Only female bees sting: Their stinger is modified from their egg-laying tube. All bees on flowers are busy foraging and will not sting unless disturbed. If a honey bee colony is disturbed at the nest entrance, they may sting to defend themselves. Africanized bees, a form of nonnative honey bees, are the most aggressive.
Bees and many flowering plants have a tight relationship: Flowers provide bees’ food; bees pollinate the flowers, allowing the plants to reproduce. Adult bees live on sugar-laden flower nectar and gather fat- and protein-rich pollen to feed their young.
Bee feeding preferences vary. Short-tongued bees prefer open flowers such as sunflowers, asters, mallows, and cactus. Long-tongued bees can reach into deep flowers like lupines, columbines, and orchids. Short-tongued bees that are small enough to crawl all the way inside can also get nectar from these deep flowers.

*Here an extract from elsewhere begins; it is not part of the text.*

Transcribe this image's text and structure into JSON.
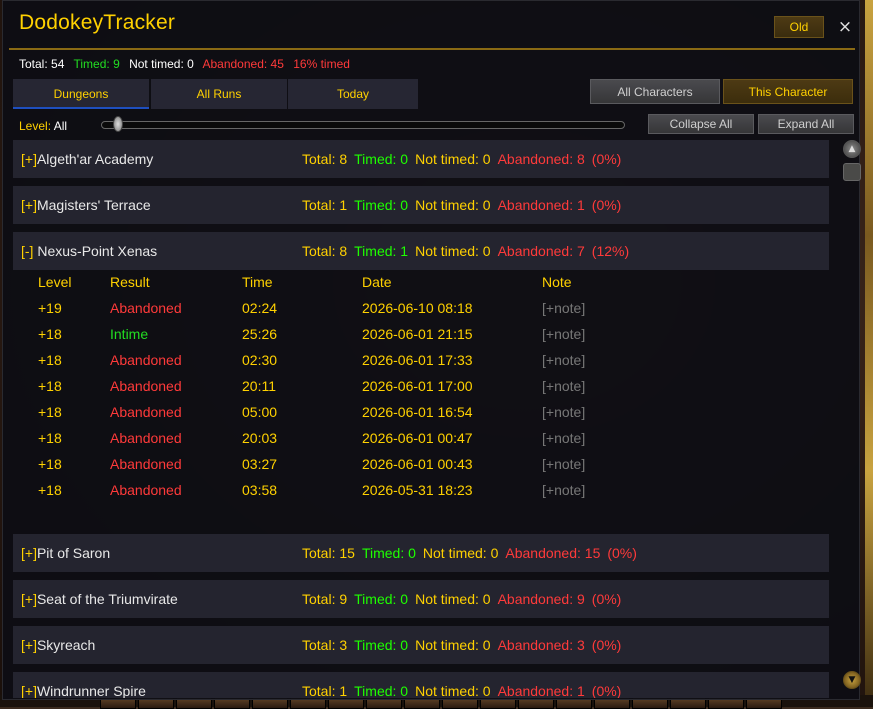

Many bee species, including all social bees, are generalists, foraging from any open blossoms. Some species, such as squash bees, stick to flowers of just one family or group of species—in this case, squashes and pumpkins. A few, including the tiny Mojave bee, are extremely picky eaters and rely solely on one species of flower. All native bees display “flower constancy,” foraging efficiently by concentrating on one flower species during each foraging flight.

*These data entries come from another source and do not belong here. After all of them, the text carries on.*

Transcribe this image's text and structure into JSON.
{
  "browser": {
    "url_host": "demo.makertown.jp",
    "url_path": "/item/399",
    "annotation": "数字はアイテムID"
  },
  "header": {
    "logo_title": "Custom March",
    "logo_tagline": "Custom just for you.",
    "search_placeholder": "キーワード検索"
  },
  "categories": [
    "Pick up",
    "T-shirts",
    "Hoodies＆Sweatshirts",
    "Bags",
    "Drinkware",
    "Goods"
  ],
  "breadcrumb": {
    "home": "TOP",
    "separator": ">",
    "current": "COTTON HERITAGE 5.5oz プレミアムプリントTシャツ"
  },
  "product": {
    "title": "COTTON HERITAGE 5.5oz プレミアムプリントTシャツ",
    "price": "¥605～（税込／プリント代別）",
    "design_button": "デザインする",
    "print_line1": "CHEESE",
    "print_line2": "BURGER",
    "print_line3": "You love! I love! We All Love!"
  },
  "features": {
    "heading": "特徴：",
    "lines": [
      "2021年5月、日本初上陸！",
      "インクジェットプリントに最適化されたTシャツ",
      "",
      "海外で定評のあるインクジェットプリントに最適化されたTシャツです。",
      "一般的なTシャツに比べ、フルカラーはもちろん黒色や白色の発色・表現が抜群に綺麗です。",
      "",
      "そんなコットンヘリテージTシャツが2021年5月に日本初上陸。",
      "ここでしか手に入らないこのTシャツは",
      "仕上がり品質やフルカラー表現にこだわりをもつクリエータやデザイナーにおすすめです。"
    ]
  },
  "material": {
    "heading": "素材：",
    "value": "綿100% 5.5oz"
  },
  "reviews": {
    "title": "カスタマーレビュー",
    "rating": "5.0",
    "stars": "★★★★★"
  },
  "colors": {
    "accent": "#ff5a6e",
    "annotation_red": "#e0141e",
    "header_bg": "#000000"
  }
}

This tendency to stick with one type of flower is what makes native bees so important as pollinators. Since plants are rooted in place, they need help moving their pollen, the male sexual cells, from one plant to the next in order to fertilize their flowers and produce seeds, which are embryonic plants. (Some species can self-pollinate, but cross-pollination results in more abundant and more successful offspring.)
Most flowering plants rely on animal partners to carry their pollen from flower to flower, though some, including cone-bearing trees and grasses, use the wind. (These plants’ pollen causes most respiratory allergies.) To attract animal partners, plants produce bright-colored, easily visible blossoms, enticing fragrances, and nectar. Their pollen grains sport bumps and prickles that adhere to their partners’ bodies, aided by a static charge on the bees’ hairs.
Bees are the most important group of animal pollinators because they deliberately gather pollen. A female bee on a single foraging flight may visit thousands of flowers, in the process dusting each with pollen from other blossoms of the same species. Some help bees by signaling when a particular blossom has been pollinated: The petals change color or fold up.
Biologists consider native bees keystone species because so many other species depend on these insects. Without bees, native flowering plant populations decline, as do birds and other animals that eat bees. Without the plants, whole ecosystems fall apart: Animals and birds lose food and shelter and soil erodes, degrading water and air quality as well. When native bee populations are endangered, that’s a sign that ecosystems and the humans that depend on them are also in trouble.
People can help native bees by minimizing pesticide use, putting up and maintaining bee boxes and bundles, and landscaping with bees in mind to restore habitat in backyards, parks, golf courses, farms, and wild areas.
Photos: (top to bottom) Dan Mullens; (3 bees) Clay Bolt; Jasper Nance/Flickr CC BY-NC-ND 2.0